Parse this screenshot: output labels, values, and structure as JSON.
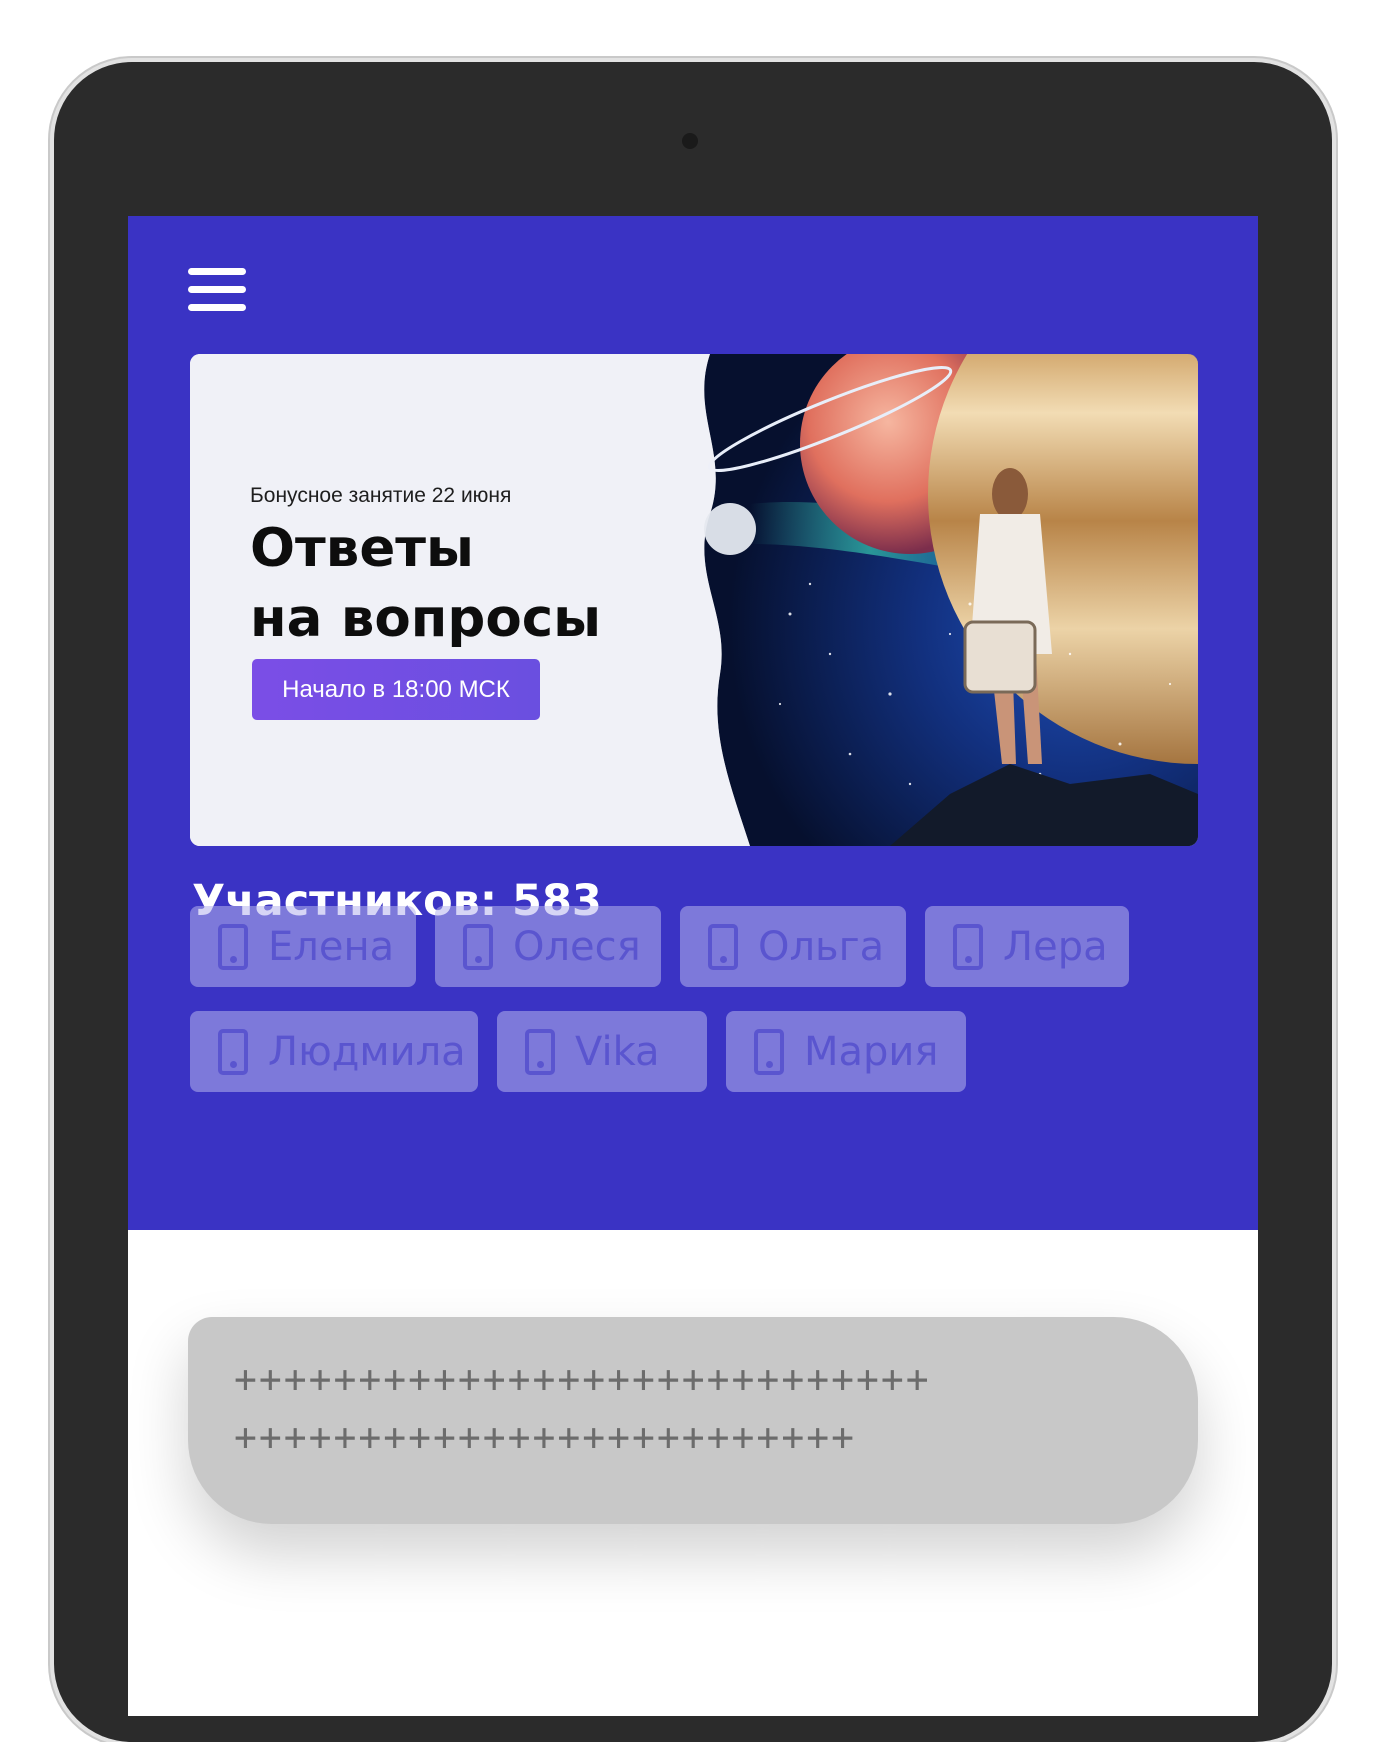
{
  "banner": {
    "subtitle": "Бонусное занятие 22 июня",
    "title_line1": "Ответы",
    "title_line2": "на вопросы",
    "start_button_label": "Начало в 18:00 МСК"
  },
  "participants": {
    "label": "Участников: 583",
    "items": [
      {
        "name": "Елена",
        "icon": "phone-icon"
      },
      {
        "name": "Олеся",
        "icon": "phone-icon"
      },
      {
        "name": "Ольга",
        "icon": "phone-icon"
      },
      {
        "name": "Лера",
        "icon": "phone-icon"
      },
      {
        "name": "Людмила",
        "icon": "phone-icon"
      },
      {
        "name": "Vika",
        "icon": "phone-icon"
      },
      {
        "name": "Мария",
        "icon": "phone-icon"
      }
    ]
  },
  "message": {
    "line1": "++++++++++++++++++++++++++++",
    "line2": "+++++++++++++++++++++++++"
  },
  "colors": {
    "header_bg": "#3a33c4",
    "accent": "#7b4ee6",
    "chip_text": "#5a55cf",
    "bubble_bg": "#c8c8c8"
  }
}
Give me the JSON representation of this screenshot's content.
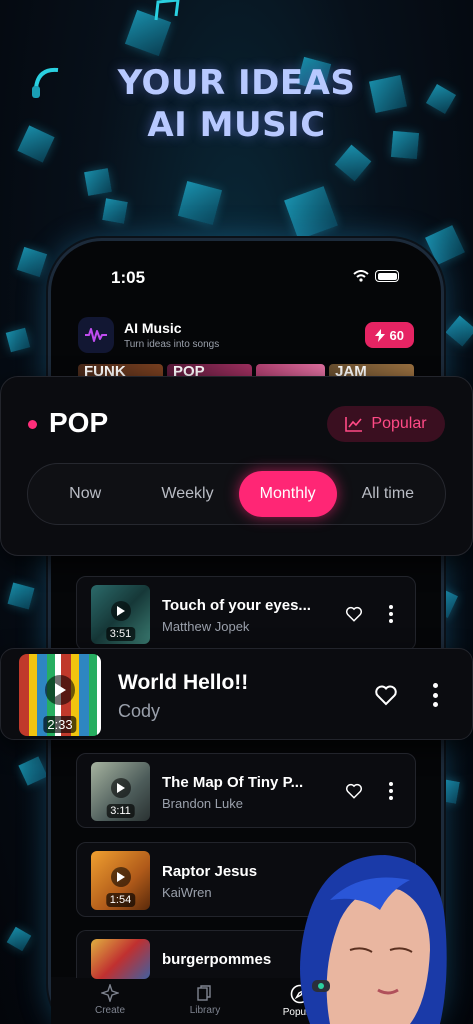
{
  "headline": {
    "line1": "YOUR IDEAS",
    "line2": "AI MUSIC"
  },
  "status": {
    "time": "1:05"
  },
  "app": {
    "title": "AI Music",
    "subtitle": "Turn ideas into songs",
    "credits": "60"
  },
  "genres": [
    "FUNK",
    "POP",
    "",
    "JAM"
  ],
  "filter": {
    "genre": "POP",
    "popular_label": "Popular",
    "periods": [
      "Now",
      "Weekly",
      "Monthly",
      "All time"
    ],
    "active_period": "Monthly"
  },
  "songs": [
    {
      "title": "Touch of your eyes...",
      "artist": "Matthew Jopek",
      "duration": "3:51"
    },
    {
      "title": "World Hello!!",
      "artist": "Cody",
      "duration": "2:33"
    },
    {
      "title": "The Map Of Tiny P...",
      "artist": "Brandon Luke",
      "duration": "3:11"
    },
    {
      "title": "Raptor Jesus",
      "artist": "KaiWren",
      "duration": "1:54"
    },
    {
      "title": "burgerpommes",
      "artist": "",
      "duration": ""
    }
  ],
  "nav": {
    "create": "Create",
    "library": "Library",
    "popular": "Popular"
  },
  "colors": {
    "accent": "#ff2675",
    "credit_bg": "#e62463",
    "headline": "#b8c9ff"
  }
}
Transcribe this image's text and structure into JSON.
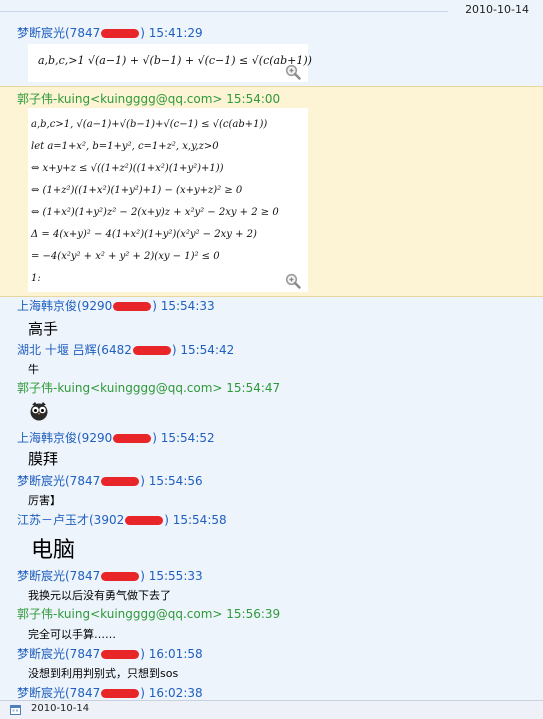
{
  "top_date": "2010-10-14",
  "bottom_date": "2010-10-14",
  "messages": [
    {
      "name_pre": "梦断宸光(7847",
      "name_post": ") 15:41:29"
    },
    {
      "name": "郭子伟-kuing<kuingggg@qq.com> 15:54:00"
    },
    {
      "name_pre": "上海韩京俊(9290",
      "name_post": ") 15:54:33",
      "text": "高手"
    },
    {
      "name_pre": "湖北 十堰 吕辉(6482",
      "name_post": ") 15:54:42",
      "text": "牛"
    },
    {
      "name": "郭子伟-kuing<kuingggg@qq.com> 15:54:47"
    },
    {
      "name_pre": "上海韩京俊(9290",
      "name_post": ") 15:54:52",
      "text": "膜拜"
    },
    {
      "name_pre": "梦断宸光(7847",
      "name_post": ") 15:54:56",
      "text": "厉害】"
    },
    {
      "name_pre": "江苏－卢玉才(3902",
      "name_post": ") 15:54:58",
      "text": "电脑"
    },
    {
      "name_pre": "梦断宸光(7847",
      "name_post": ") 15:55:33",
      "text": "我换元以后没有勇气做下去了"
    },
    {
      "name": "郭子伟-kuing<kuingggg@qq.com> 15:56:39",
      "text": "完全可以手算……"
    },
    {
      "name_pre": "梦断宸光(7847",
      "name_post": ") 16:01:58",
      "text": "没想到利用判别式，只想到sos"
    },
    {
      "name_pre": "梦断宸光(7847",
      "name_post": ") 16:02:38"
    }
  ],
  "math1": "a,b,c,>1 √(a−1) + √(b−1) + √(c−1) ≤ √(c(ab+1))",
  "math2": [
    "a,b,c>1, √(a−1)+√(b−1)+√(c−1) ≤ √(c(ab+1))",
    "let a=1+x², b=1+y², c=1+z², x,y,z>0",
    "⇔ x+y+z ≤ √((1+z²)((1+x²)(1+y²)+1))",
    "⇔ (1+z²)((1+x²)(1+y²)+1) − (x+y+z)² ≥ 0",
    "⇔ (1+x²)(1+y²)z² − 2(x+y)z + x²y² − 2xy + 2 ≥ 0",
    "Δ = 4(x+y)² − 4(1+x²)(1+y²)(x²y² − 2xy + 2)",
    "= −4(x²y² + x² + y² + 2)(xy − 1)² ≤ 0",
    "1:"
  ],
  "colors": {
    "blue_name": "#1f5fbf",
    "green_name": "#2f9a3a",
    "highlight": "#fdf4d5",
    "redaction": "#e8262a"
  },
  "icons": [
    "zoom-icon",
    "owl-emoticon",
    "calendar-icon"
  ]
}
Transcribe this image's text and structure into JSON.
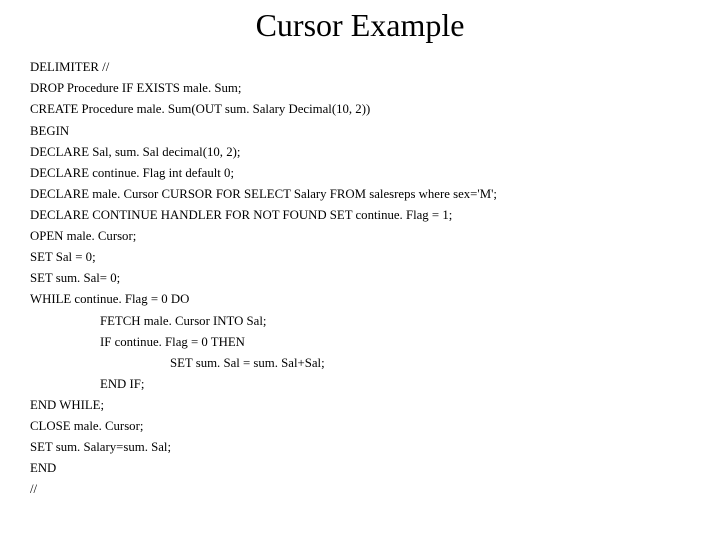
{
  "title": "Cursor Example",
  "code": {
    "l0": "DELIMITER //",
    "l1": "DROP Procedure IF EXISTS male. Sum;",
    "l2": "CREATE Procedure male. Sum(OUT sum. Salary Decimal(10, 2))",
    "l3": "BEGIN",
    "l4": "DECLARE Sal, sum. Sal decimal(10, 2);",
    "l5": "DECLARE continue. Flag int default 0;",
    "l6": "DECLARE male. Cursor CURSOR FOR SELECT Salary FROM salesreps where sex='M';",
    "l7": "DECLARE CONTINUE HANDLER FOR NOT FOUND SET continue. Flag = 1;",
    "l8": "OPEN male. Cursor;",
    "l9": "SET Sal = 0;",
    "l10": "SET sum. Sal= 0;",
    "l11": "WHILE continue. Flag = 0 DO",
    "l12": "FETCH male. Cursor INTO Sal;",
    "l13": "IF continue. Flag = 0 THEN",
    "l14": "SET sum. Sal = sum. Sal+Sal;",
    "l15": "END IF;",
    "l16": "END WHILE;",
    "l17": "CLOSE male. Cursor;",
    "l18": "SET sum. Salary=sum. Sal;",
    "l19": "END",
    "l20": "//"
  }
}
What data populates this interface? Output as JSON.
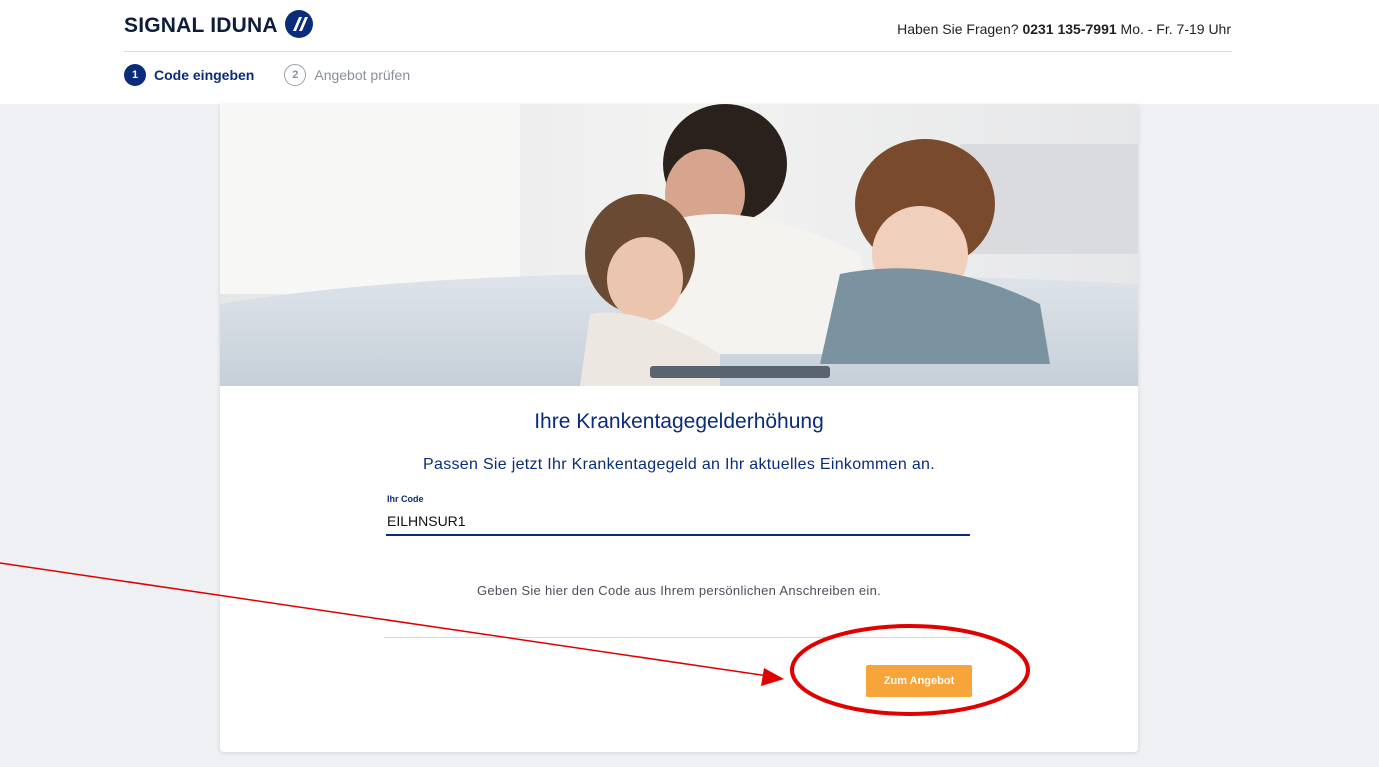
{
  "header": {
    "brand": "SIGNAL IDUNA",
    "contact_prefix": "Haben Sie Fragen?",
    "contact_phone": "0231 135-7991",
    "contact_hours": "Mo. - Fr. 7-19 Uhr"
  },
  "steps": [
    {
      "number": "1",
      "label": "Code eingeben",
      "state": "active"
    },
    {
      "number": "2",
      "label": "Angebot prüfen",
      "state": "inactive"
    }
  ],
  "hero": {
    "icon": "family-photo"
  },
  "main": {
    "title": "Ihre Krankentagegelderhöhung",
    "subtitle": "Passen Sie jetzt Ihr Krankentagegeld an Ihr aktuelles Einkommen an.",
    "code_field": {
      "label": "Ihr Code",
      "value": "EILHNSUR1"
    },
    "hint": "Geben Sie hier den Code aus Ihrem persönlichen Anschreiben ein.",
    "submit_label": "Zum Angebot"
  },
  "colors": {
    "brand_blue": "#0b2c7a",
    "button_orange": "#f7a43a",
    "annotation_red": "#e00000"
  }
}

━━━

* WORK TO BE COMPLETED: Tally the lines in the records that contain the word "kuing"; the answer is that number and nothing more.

* REPLY: 3